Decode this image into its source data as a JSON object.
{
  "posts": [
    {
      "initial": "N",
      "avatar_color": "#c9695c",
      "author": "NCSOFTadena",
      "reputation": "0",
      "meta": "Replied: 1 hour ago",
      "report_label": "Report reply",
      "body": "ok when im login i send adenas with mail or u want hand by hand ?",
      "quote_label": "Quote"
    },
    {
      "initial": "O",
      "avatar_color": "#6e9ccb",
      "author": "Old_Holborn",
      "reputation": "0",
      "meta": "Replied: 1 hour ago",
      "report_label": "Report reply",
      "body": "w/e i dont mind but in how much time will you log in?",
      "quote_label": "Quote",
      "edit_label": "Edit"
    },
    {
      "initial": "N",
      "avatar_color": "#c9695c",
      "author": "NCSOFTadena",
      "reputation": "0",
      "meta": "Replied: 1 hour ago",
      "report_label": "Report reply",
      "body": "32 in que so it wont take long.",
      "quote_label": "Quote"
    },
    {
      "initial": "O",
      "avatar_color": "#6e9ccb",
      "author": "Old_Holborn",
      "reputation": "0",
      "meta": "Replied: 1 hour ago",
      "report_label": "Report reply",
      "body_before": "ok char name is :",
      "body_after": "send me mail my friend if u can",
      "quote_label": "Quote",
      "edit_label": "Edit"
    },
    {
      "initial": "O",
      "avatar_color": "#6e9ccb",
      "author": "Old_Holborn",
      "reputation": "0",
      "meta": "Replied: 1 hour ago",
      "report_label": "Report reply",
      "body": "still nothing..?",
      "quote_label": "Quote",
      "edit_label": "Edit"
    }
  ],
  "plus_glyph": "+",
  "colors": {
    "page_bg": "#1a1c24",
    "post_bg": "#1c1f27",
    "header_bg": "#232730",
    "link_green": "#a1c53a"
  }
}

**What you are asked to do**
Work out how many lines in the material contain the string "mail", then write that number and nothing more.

**Written response**
2